To be loved…as to love.
For it is in giving that we receive.
It is in pardoning that we are pardoned.
It is in dying that we are born to eternal life.

(by St. Francis of Assissi)

Elisabeth Kubler-Ross

In Thought for the week on May 5, 2008 at 2:31 pm

“People are like stained-glass windows.
They sparkle and shine when the sun is out,
but when the darkness sets in,
their true beauty is revealed only if there is a light from within”

Elizabeth Kubler-Ross

Elisabeth Kubler-Ross, a psychiatrist who revolutionized the way the world looks at terminally ill patients with her book On Death and Dying and later as a pioneer for hospice care, has died. She was 78.

Published in 1969, On Death and Dying focused on the needs of the dying and offered her theory that they go through five stages of grief — denial, anger, bargaining, depression and acceptance.

“Those who learned to know death, rather than to fear and fight it, become our teachers about life,” she once wrote. In another passage, Kubler-Ross wrote: “Dying is nothing to fear. It can be the most wonderful experience of your life. It all depends on how you have lived.”

She died Tuesday of natural causes at her Scottsdale home, family members said.

Kubler-Ross wrote 12 books after On Death and Dying, including how to deal with the death of a child and an early study on the AIDS epidemic.

“She brought the taboo notion of death and dying into the public consciousness,” said Stephen Connor, vice president of the National Hospice and Palliative Care Organization.

In 1979, she received the Ladies’ Home Journal Woman of the Decade Award.

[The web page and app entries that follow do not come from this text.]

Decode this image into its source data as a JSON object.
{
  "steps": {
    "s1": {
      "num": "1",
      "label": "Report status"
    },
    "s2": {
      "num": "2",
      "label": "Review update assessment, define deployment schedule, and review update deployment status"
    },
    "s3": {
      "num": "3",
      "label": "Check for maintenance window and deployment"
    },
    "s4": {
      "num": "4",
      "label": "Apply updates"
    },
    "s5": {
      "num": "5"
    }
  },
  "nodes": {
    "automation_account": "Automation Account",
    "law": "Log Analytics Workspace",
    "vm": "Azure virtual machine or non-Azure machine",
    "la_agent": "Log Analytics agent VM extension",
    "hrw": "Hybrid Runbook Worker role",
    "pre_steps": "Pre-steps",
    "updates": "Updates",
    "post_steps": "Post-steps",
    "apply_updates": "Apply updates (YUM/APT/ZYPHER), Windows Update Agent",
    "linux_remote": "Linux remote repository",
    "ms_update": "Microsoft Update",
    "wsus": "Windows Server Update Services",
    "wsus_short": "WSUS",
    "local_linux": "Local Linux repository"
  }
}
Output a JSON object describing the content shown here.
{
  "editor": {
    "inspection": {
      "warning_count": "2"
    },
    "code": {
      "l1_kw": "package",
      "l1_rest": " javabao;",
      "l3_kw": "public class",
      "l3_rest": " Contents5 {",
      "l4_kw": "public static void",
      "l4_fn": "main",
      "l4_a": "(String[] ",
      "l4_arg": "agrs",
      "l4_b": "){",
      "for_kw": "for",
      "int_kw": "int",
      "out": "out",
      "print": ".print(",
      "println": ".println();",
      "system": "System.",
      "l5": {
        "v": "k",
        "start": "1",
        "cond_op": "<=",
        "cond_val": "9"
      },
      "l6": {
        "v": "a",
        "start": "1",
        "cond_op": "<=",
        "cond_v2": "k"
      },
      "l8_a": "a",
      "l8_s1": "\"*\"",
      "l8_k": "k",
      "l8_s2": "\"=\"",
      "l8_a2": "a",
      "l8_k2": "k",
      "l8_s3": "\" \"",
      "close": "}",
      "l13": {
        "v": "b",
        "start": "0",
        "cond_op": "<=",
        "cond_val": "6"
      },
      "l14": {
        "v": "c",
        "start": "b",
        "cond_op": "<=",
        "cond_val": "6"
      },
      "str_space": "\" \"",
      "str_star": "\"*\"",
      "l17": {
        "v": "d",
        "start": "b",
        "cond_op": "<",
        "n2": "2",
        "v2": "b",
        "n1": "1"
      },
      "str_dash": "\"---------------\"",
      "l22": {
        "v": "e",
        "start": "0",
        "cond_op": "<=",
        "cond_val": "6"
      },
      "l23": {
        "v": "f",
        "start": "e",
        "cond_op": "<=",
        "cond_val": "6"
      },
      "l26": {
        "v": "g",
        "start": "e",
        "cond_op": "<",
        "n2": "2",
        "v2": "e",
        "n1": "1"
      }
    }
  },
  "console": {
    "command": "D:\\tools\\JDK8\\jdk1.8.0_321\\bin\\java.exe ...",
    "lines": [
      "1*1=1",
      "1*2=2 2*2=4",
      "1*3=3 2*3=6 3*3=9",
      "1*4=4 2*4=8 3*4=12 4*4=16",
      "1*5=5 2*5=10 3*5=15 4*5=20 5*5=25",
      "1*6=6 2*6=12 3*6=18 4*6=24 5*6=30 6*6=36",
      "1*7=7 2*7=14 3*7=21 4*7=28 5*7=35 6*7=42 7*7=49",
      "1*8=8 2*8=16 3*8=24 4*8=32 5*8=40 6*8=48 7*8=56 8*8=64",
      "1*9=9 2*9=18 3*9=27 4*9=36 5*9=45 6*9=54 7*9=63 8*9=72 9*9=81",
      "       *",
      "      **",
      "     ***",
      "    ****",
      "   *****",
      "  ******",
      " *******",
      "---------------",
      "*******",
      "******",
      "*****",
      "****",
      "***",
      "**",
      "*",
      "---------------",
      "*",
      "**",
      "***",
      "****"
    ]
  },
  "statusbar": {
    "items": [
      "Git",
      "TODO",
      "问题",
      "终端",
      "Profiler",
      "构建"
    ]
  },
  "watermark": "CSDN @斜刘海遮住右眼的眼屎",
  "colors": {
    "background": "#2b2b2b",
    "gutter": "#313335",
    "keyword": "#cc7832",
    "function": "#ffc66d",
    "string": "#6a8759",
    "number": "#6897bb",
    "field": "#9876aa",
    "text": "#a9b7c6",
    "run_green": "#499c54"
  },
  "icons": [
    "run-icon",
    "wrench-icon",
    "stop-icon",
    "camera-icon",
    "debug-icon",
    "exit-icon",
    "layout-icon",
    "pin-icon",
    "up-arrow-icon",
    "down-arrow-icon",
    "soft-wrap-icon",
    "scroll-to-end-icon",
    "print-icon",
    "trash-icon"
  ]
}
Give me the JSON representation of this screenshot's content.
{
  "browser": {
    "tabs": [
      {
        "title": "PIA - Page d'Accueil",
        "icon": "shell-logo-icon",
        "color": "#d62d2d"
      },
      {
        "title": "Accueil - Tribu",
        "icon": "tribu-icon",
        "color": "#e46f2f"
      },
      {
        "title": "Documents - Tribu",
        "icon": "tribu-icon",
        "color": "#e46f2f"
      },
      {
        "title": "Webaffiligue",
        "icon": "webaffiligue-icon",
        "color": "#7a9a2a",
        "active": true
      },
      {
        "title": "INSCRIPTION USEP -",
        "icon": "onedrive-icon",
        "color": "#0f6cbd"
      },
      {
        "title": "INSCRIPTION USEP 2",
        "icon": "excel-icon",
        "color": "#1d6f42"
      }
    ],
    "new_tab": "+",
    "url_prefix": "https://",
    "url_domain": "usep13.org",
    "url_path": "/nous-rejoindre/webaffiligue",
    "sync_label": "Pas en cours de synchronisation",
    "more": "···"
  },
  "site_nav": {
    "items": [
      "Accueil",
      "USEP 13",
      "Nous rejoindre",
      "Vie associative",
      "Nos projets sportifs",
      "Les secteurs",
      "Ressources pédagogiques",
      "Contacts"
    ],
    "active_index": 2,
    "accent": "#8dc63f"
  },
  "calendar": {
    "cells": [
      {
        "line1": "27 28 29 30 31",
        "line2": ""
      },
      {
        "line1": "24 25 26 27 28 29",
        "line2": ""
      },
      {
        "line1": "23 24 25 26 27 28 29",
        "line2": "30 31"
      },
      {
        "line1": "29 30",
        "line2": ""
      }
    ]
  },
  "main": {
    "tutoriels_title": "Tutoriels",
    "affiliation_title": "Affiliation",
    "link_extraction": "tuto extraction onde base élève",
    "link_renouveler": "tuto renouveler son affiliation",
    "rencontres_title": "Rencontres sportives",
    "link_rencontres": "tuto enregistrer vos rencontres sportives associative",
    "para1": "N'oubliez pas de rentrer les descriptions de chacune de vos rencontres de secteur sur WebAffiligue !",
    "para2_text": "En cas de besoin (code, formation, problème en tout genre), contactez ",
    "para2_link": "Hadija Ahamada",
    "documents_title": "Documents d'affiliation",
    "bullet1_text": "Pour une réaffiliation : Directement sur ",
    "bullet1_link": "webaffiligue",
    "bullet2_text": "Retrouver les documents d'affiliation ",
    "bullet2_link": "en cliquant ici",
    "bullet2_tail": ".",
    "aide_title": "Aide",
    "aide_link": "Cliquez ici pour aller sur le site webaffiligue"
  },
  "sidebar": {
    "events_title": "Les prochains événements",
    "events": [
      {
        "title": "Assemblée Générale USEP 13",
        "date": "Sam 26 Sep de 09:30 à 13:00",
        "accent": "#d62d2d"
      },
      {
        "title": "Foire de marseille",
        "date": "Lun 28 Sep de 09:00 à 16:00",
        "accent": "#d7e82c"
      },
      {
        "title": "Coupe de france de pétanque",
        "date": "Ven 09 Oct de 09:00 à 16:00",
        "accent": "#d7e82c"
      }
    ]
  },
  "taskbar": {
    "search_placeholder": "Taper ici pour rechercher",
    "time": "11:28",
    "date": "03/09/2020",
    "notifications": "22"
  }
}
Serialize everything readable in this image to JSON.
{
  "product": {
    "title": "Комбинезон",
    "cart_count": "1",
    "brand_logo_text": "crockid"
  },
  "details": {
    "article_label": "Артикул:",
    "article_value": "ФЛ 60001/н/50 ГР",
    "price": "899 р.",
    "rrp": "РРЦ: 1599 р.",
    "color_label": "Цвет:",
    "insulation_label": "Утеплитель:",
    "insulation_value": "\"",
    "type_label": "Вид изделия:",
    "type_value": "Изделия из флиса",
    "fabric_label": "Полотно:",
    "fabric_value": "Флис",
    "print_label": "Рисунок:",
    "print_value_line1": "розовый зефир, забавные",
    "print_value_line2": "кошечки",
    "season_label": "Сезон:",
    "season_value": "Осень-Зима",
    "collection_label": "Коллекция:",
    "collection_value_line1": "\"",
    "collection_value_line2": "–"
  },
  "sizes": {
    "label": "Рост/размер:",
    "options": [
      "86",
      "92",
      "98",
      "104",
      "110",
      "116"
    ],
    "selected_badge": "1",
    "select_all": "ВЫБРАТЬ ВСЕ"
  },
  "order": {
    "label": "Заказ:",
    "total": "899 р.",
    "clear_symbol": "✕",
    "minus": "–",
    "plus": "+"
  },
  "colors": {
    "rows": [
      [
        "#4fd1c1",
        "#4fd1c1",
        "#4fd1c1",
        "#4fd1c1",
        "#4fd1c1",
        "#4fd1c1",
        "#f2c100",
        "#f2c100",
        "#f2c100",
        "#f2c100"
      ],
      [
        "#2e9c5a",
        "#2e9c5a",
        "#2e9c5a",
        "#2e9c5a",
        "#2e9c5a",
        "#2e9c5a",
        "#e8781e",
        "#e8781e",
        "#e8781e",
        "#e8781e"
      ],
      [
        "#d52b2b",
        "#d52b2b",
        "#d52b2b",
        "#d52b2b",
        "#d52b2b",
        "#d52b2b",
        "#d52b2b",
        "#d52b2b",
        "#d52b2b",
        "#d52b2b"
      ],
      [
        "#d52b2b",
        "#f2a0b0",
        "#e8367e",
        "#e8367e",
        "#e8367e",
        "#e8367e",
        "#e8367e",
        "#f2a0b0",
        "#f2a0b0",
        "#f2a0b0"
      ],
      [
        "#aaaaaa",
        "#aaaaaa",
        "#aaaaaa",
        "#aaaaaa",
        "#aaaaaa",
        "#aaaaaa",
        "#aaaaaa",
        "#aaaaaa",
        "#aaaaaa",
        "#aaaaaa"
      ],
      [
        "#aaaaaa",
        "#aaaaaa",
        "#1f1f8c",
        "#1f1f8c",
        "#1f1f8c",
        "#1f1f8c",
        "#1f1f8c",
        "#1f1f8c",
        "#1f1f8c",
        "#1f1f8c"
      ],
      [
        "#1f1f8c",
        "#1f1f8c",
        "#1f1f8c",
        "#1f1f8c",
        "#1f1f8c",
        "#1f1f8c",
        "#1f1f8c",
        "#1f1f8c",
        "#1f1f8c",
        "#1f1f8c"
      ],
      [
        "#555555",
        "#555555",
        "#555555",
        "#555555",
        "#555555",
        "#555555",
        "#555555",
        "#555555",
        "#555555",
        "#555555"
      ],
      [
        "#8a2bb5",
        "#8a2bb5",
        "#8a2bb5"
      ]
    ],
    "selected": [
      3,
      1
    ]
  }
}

In 1999, Time Magazine named Kubler-Ross as one of the “100 Most Important Thinkers” of the past century.

Born in Zurich, Switzerland, Kubler-Ross graduated from medical school at the University of Zurich in 1957. She came to New York the following year and was appalled by hospital treatment of dying patients.

“Whoever has seen the horrifying appearance of the postwar European concentration camps would be similarly preoccupied,” she said.

She began her work with the terminally ill at the University of Colorado Medical Center in Denver, and was a clinical professor of behavioral medicine and psychiatry at the University of Virginia in Charlottesville.

Kubler-Ross began giving lectures featuring terminally ill patients, who talked about what they were going through. That led to her 1969 book.

“Dying becomes lonely and impersonal because the patient is often taken out of his familiar environment and rushed to an emergency room,” she wrote.

“He may cry for rest, peace and dignity, but he will get infusions, transfusions, a heart machine, or tracheostomy. He will get a dozen people around the clock, all busily preoccupied with his heart rate, pulse, electrocardiogram or pulmonary functions, his secretions or excretions — but not with him as a human being.”

The most important thing Kubler-Ross did was bring death out of the dark for the medical community, said Carol Baldwin, a research associate professor of medicine at the University of Arizona and who worked as a nurse in one of the nation’s first hospices in 1979.

“She really set the standards for how to communicate with the dying and their loved ones,” Baldwin said recently. “Families learned that it’s not a scary thing to watch someone die.”

Kubler-Ross is survived her two children, Kenneth Ross and Barbara Lee Ross, and two granddaughters.

In a 2003 Associated Press interview, her son said that his mother, in her final months, was reaping the benefits of the movement she helped start, finding comfort in the constant companionship and dependable care of a group home.

“We get letters and e-mails from around the world,” he said. “There’s people who say, ‘I was going to kill myself’ because they’ve lost children or their husband or wife, and they read her book and it gave them a sense that they should go on.”

Associated Press, 8/24/2004

Vincent Van Gogh

In Thought for the week on March 9, 2008 at 5:23 pm


“The key to success is for you to make a habit throughout your life of doing the things you fear.”

Vincent Van Gogh

Albert Einstein

In Thought for the week on March 2, 2008 at 8:39 pm


Every day I remind myself that my inner and outer life are based on the labors of other men, living and dead, and that I must exert myself in order to give in the same measure as I have received and am still receiving.

Albert Einstein